--- Given data ---
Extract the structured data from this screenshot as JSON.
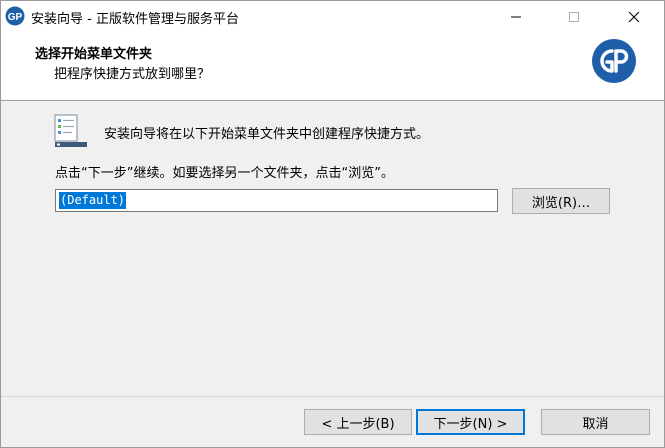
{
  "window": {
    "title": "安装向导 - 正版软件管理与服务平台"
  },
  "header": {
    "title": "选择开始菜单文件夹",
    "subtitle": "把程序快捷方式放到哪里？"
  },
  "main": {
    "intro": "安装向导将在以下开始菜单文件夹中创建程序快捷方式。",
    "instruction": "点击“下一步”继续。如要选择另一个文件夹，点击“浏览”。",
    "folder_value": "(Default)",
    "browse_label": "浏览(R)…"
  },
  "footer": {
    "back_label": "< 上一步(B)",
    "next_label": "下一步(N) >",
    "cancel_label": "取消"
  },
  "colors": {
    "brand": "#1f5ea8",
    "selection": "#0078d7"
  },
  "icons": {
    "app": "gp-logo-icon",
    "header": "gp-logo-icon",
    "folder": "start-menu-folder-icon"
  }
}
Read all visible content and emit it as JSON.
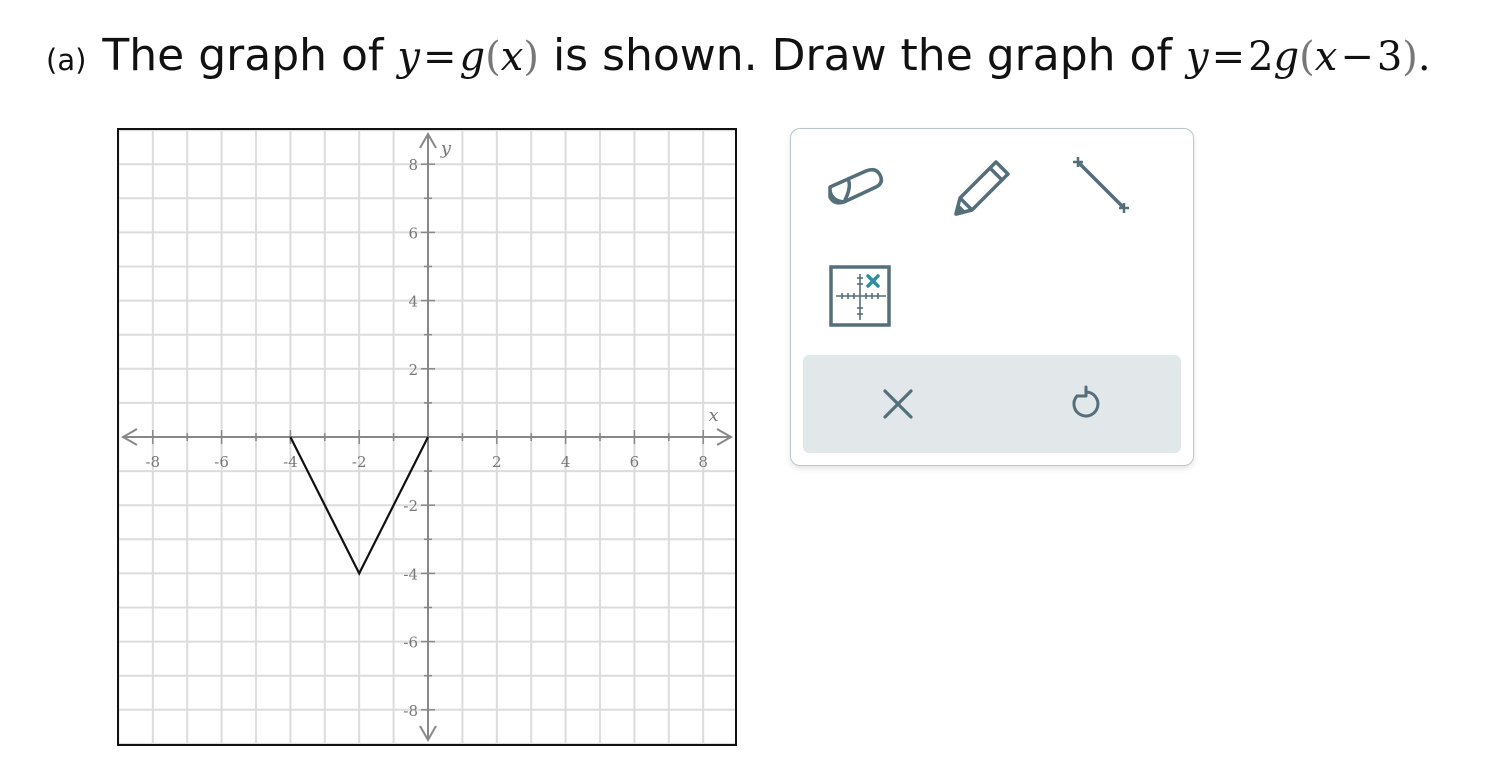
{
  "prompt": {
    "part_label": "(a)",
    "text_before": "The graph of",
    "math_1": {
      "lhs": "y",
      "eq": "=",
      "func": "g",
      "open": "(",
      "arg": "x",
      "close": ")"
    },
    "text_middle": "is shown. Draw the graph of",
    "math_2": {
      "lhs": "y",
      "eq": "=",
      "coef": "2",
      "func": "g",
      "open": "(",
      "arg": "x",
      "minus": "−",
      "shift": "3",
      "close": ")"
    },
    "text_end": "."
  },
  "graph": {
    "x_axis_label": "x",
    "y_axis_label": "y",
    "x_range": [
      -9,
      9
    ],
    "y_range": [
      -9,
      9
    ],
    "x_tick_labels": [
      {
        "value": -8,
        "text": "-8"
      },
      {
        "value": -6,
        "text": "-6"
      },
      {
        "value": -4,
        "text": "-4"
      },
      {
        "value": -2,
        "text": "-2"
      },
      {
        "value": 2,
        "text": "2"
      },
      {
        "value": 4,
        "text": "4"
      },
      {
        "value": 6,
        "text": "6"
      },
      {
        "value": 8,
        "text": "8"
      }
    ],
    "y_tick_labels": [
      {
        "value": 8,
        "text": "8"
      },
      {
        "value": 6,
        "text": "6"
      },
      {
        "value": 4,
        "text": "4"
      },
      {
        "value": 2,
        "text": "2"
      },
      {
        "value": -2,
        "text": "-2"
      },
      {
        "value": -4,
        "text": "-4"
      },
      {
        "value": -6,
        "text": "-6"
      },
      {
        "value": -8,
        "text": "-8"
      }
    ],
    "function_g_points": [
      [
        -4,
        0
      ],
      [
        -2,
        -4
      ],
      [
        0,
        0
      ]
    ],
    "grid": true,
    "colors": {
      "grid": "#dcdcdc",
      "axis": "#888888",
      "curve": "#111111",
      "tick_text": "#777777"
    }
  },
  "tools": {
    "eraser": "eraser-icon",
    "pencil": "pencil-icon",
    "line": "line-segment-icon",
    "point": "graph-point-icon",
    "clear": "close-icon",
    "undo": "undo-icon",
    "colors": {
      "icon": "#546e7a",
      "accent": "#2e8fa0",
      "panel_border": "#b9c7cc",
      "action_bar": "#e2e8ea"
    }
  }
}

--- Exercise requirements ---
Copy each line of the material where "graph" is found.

--- Reply ---
    "text_before": "The graph of",
    "text_middle": "is shown. Draw the graph of",
  "graph": {
    "point": "graph-point-icon",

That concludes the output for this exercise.